To help homeowners avoid the problem, here’s a guide to some ways to minimise the risk of flooding your home in the big freeze:
- Leave your heating on at a minimum 13°C to stop water in pipes and radiators from freezing.
- Leave your loft hatch open so warmer air from downstairs can circulate in the roof space – particularly if you have a cold water tank in the loft.
- Make sure you know where your stop cock is so you can turn off water quickly in an emergency – and make sure its in good working order just in case
- Check the loft for insulation on water pipes and the lagging on the cold water tank – if you have none, get some quick – and remove any loft insulation from under the tank to let warm air rise
- Go green and insulate your loft – not only will this keep your home warm. Some councils offer this service for free, so check for grants in your area
- Leave your kitchen and bathroom cabinet doors open – this will allow warmer air to circulate around the pipes that are often against cold walls at the back of cupboards.
- Seal any holes that let in cold air inside and out. With modern technology, increasing numbers of people have holes in the wall for computer cables or TV links. Plugging draughts is one thing, but you need to stop damp coming in from the outside as well
- If you’re going away, drain the water and heating systems. The group most badly affected by claims for water damage to their homes in the past couple of years were the over 50s spending the winter abroad.
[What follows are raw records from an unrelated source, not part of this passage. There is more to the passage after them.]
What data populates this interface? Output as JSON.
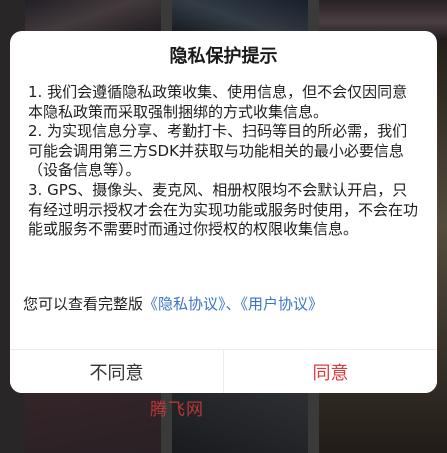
{
  "dialog": {
    "title": "隐私保护提示",
    "paragraphs": [
      "1. 我们会遵循隐私政策收集、使用信息，但不会仅因同意本隐私政策而采取强制捆绑的方式收集信息。",
      "2. 为实现信息分享、考勤打卡、扫码等目的所必需，我们可能会调用第三方SDK并获取与功能相关的最小必要信息（设备信息等）。",
      "3. GPS、摄像头、麦克风、相册权限均不会默认开启，只有经过明示授权才会在为实现功能或服务时使用，不会在功能或服务不需要时而通过你授权的权限收集信息。"
    ],
    "agreements": {
      "prefix": "您可以查看完整版",
      "privacy_link": "《隐私协议》",
      "separator": "、",
      "user_link": "《用户协议》"
    },
    "buttons": {
      "disagree": "不同意",
      "agree": "同意"
    }
  },
  "watermark": "腾飞网",
  "colors": {
    "accent_red": "#e23a3a",
    "link_blue": "#3a73c7"
  }
}
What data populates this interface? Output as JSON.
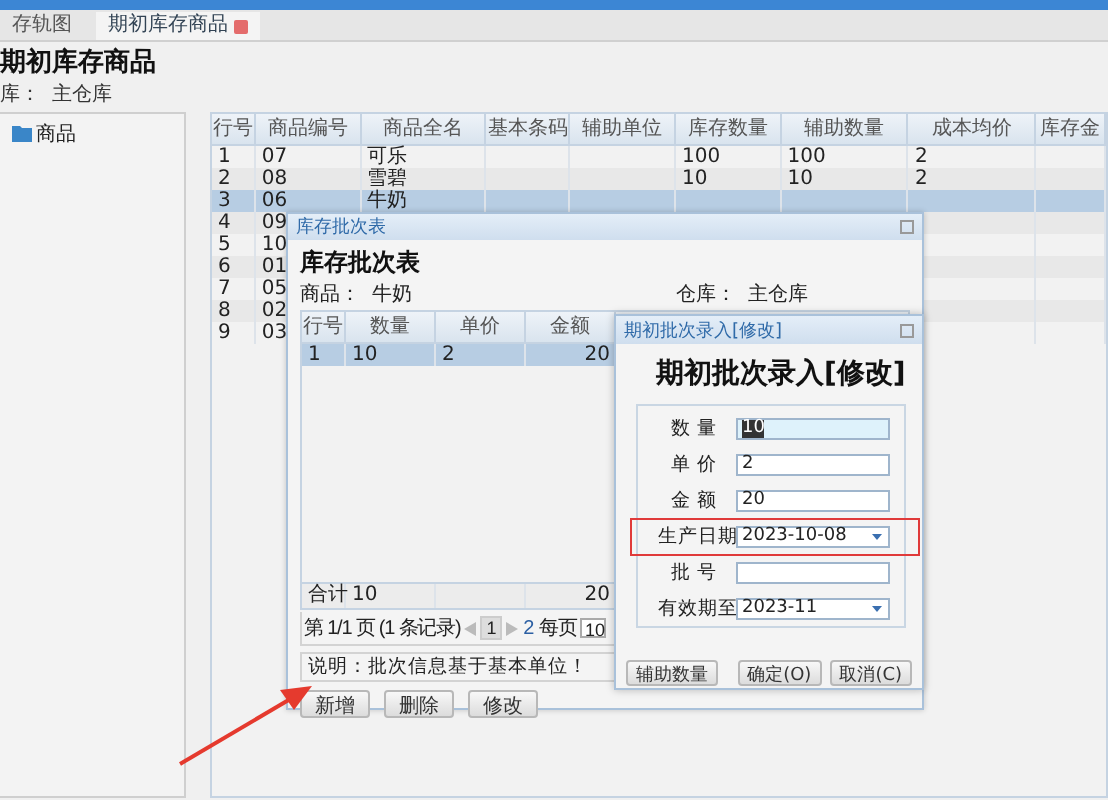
{
  "tabs": [
    {
      "label": "存轨图",
      "selected": false,
      "closable": false
    },
    {
      "label": "期初库存商品",
      "selected": true,
      "closable": true
    }
  ],
  "page": {
    "title": "期初库存商品",
    "warehouse_label": "库：",
    "warehouse": "主仓库"
  },
  "tree": {
    "items": [
      {
        "label": "商品"
      }
    ]
  },
  "grid": {
    "columns": [
      "行号",
      "商品编号",
      "商品全名",
      "基本条码",
      "辅助单位",
      "库存数量",
      "辅助数量",
      "成本均价",
      "库存金"
    ],
    "rows": [
      {
        "cells": [
          "1",
          "07",
          "可乐",
          "",
          "",
          "100",
          "100",
          "2",
          ""
        ],
        "selected": false
      },
      {
        "cells": [
          "2",
          "08",
          "雪碧",
          "",
          "",
          "10",
          "10",
          "2",
          ""
        ],
        "selected": false
      },
      {
        "cells": [
          "3",
          "06",
          "牛奶",
          "",
          "",
          "",
          "",
          "",
          ""
        ],
        "selected": true
      },
      {
        "cells": [
          "4",
          "09"
        ],
        "selected": false
      },
      {
        "cells": [
          "5",
          "10"
        ],
        "selected": false
      },
      {
        "cells": [
          "6",
          "01"
        ],
        "selected": false
      },
      {
        "cells": [
          "7",
          "05"
        ],
        "selected": false
      },
      {
        "cells": [
          "8",
          "02"
        ],
        "selected": false
      },
      {
        "cells": [
          "9",
          "03"
        ],
        "selected": false
      }
    ]
  },
  "batch_dialog": {
    "title": "库存批次表",
    "heading": "库存批次表",
    "product_label": "商品：",
    "product": "牛奶",
    "warehouse_label": "仓库：",
    "warehouse": "主仓库",
    "columns": [
      "行号",
      "数量",
      "单价",
      "金额"
    ],
    "rows": [
      {
        "cells": [
          "1",
          "10",
          "2",
          "20"
        ],
        "selected": true
      }
    ],
    "total": {
      "label": "合计",
      "cells": [
        "10",
        "",
        "20"
      ]
    },
    "pager": {
      "page_text": "第 1/1 页 (1 条记录)",
      "current": "1",
      "next": "2",
      "per_page_label": "每页",
      "per_page": "10"
    },
    "note": "说明：批次信息基于基本单位！",
    "buttons": [
      "新增",
      "删除",
      "修改"
    ]
  },
  "edit_dialog": {
    "title": "期初批次录入[修改]",
    "heading": "期初批次录入[修改]",
    "fields": [
      {
        "label": "数 量",
        "value": "10",
        "kind": "text",
        "focused": true,
        "highlighted": false
      },
      {
        "label": "单 价",
        "value": "2",
        "kind": "text",
        "focused": false,
        "highlighted": false
      },
      {
        "label": "金 额",
        "value": "20",
        "kind": "text",
        "focused": false,
        "highlighted": false
      },
      {
        "label": "生产日期",
        "value": "2023-10-08",
        "kind": "dropdown",
        "focused": false,
        "highlighted": true
      },
      {
        "label": "批 号",
        "kind": "text",
        "focused": false,
        "highlighted": false
      },
      {
        "label": "有效期至",
        "value": "2023-11",
        "kind": "dropdown",
        "focused": false,
        "highlighted": false
      }
    ],
    "buttons_left": [
      "辅助数量"
    ],
    "buttons_right": [
      "确定(O)",
      "取消(C)"
    ]
  }
}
- If you are away for an extended period, check that you have adequate home insurance cover. Many policies have restrictions on cover for unoccupied homes – make sure you know what these limits are.
- Check your insurance is up to date and you are covered for the full value of your contents
If in doubt about your home insurance cover, check out the policy or small print or get in touch with the insurer.